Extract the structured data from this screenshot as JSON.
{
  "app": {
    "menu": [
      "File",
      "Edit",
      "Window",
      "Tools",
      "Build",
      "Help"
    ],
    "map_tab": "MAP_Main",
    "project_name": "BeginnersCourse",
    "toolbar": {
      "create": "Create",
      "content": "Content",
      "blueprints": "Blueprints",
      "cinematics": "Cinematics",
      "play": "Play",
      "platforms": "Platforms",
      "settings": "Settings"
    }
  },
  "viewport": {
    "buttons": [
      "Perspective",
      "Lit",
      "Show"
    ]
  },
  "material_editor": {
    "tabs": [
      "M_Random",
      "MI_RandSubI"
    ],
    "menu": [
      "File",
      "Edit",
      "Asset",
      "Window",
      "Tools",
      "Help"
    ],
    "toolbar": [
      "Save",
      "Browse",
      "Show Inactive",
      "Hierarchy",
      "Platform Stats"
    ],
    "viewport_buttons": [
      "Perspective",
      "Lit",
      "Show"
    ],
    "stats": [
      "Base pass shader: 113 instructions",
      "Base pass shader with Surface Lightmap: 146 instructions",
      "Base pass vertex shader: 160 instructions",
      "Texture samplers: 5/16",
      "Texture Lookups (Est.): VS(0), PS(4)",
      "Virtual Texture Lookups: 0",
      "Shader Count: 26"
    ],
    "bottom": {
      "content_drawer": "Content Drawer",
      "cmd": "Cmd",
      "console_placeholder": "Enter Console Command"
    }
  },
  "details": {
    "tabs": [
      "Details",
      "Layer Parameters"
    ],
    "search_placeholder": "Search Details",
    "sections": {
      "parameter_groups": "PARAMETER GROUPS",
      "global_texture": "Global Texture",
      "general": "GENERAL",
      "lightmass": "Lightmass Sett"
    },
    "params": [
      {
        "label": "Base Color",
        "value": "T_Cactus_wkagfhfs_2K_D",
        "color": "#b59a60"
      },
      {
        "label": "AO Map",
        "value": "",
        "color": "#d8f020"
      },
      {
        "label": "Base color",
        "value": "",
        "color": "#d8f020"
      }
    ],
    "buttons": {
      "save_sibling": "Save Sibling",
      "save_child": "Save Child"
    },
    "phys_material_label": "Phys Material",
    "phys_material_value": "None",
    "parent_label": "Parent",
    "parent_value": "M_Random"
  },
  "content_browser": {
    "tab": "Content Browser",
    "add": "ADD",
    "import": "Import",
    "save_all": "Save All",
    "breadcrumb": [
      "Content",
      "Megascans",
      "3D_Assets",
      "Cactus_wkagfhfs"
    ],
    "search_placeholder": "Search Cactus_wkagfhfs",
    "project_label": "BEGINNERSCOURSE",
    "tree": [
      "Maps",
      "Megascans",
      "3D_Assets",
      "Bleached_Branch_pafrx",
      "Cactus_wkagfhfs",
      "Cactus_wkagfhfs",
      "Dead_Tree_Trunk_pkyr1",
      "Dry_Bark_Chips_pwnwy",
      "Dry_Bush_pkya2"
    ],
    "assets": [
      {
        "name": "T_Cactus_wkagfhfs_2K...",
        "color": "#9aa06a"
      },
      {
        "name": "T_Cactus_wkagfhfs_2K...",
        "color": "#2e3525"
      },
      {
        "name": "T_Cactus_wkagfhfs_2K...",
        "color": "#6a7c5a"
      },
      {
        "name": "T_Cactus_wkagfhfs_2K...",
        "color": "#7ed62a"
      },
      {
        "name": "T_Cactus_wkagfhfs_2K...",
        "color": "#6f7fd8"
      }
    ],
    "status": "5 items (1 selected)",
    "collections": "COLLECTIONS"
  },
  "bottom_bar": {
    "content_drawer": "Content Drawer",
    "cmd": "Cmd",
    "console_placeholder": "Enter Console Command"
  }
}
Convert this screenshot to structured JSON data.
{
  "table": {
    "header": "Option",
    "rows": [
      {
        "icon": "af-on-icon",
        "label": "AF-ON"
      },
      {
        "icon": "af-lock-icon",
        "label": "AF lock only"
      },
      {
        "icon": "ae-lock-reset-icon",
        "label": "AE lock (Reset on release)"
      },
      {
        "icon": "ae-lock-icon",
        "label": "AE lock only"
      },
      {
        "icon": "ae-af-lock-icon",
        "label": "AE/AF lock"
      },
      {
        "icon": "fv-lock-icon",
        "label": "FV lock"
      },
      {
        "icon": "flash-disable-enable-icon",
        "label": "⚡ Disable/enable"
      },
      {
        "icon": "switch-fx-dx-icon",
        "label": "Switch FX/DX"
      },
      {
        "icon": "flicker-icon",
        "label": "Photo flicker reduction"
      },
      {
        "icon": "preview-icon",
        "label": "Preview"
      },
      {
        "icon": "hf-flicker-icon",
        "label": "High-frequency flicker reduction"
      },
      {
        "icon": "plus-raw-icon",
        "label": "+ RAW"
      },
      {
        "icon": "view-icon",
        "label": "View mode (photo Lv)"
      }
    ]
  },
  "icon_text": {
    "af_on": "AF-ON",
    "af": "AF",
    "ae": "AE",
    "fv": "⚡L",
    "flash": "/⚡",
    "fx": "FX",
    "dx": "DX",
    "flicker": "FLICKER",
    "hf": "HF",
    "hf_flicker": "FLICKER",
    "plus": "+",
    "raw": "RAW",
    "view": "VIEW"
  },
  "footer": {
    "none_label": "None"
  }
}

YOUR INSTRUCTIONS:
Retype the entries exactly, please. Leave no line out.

TASK RESULT:
Extract the structured data from this screenshot as JSON.
{
  "app": {
    "menu": [
      "File",
      "Edit",
      "Window",
      "Tools",
      "Build",
      "Help"
    ],
    "map_tab": "MAP_Main",
    "project_name": "BeginnersCourse",
    "toolbar": {
      "create": "Create",
      "content": "Content",
      "blueprints": "Blueprints",
      "cinematics": "Cinematics",
      "play": "Play",
      "platforms": "Platforms",
      "settings": "Settings"
    }
  },
  "viewport": {
    "buttons": [
      "Perspective",
      "Lit",
      "Show"
    ]
  },
  "material_editor": {
    "tabs": [
      "M_Random",
      "MI_RandSubI"
    ],
    "menu": [
      "File",
      "Edit",
      "Asset",
      "Window",
      "Tools",
      "Help"
    ],
    "toolbar": [
      "Save",
      "Browse",
      "Show Inactive",
      "Hierarchy",
      "Platform Stats"
    ],
    "viewport_buttons": [
      "Perspective",
      "Lit",
      "Show"
    ],
    "stats": [
      "Base pass shader: 113 instructions",
      "Base pass shader with Surface Lightmap: 146 instructions",
      "Base pass vertex shader: 160 instructions",
      "Texture samplers: 5/16",
      "Texture Lookups (Est.): VS(0), PS(4)",
      "Virtual Texture Lookups: 0",
      "Shader Count: 26"
    ],
    "bottom": {
      "content_drawer": "Content Drawer",
      "cmd": "Cmd",
      "console_placeholder": "Enter Console Command"
    }
  },
  "details": {
    "tabs": [
      "Details",
      "Layer Parameters"
    ],
    "search_placeholder": "Search Details",
    "sections": {
      "parameter_groups": "PARAMETER GROUPS",
      "global_texture": "Global Texture",
      "general": "GENERAL",
      "lightmass": "Lightmass Sett"
    },
    "params": [
      {
        "label": "Base Color",
        "value": "T_Cactus_wkagfhfs_2K_D",
        "color": "#b59a60"
      },
      {
        "label": "AO Map",
        "value": "",
        "color": "#d8f020"
      },
      {
        "label": "Base color",
        "value": "",
        "color": "#d8f020"
      }
    ],
    "buttons": {
      "save_sibling": "Save Sibling",
      "save_child": "Save Child"
    },
    "phys_material_label": "Phys Material",
    "phys_material_value": "None",
    "parent_label": "Parent",
    "parent_value": "M_Random"
  },
  "content_browser": {
    "tab": "Content Browser",
    "add": "ADD",
    "import": "Import",
    "save_all": "Save All",
    "breadcrumb": [
      "Content",
      "Megascans",
      "3D_Assets",
      "Cactus_wkagfhfs"
    ],
    "search_placeholder": "Search Cactus_wkagfhfs",
    "project_label": "BEGINNERSCOURSE",
    "tree": [
      "Maps",
      "Megascans",
      "3D_Assets",
      "Bleached_Branch_pafrx",
      "Cactus_wkagfhfs",
      "Cactus_wkagfhfs",
      "Dead_Tree_Trunk_pkyr1",
      "Dry_Bark_Chips_pwnwy",
      "Dry_Bush_pkya2"
    ],
    "assets": [
      {
        "name": "T_Cactus_wkagfhfs_2K...",
        "color": "#9aa06a"
      },
      {
        "name": "T_Cactus_wkagfhfs_2K...",
        "color": "#2e3525"
      },
      {
        "name": "T_Cactus_wkagfhfs_2K...",
        "color": "#6a7c5a"
      },
      {
        "name": "T_Cactus_wkagfhfs_2K...",
        "color": "#7ed62a"
      },
      {
        "name": "T_Cactus_wkagfhfs_2K...",
        "color": "#6f7fd8"
      }
    ],
    "status": "5 items (1 selected)",
    "collections": "COLLECTIONS"
  },
  "bottom_bar": {
    "content_drawer": "Content Drawer",
    "cmd": "Cmd",
    "console_placeholder": "Enter Console Command"
  }
}
Convert this screenshot to structured JSON data.
{
  "table": {
    "header": "Option",
    "rows": [
      {
        "icon": "af-on-icon",
        "label": "AF-ON"
      },
      {
        "icon": "af-lock-icon",
        "label": "AF lock only"
      },
      {
        "icon": "ae-lock-reset-icon",
        "label": "AE lock (Reset on release)"
      },
      {
        "icon": "ae-lock-icon",
        "label": "AE lock only"
      },
      {
        "icon": "ae-af-lock-icon",
        "label": "AE/AF lock"
      },
      {
        "icon": "fv-lock-icon",
        "label": "FV lock"
      },
      {
        "icon": "flash-disable-enable-icon",
        "label": "⚡ Disable/enable"
      },
      {
        "icon": "switch-fx-dx-icon",
        "label": "Switch FX/DX"
      },
      {
        "icon": "flicker-icon",
        "label": "Photo flicker reduction"
      },
      {
        "icon": "preview-icon",
        "label": "Preview"
      },
      {
        "icon": "hf-flicker-icon",
        "label": "High-frequency flicker reduction"
      },
      {
        "icon": "plus-raw-icon",
        "label": "+ RAW"
      },
      {
        "icon": "view-icon",
        "label": "View mode (photo Lv)"
      }
    ]
  },
  "icon_text": {
    "af_on": "AF-ON",
    "af": "AF",
    "ae": "AE",
    "fv": "⚡L",
    "flash": "/⚡",
    "fx": "FX",
    "dx": "DX",
    "flicker": "FLICKER",
    "hf": "HF",
    "hf_flicker": "FLICKER",
    "plus": "+",
    "raw": "RAW",
    "view": "VIEW"
  },
  "footer": {
    "none_label": "None"
  }
}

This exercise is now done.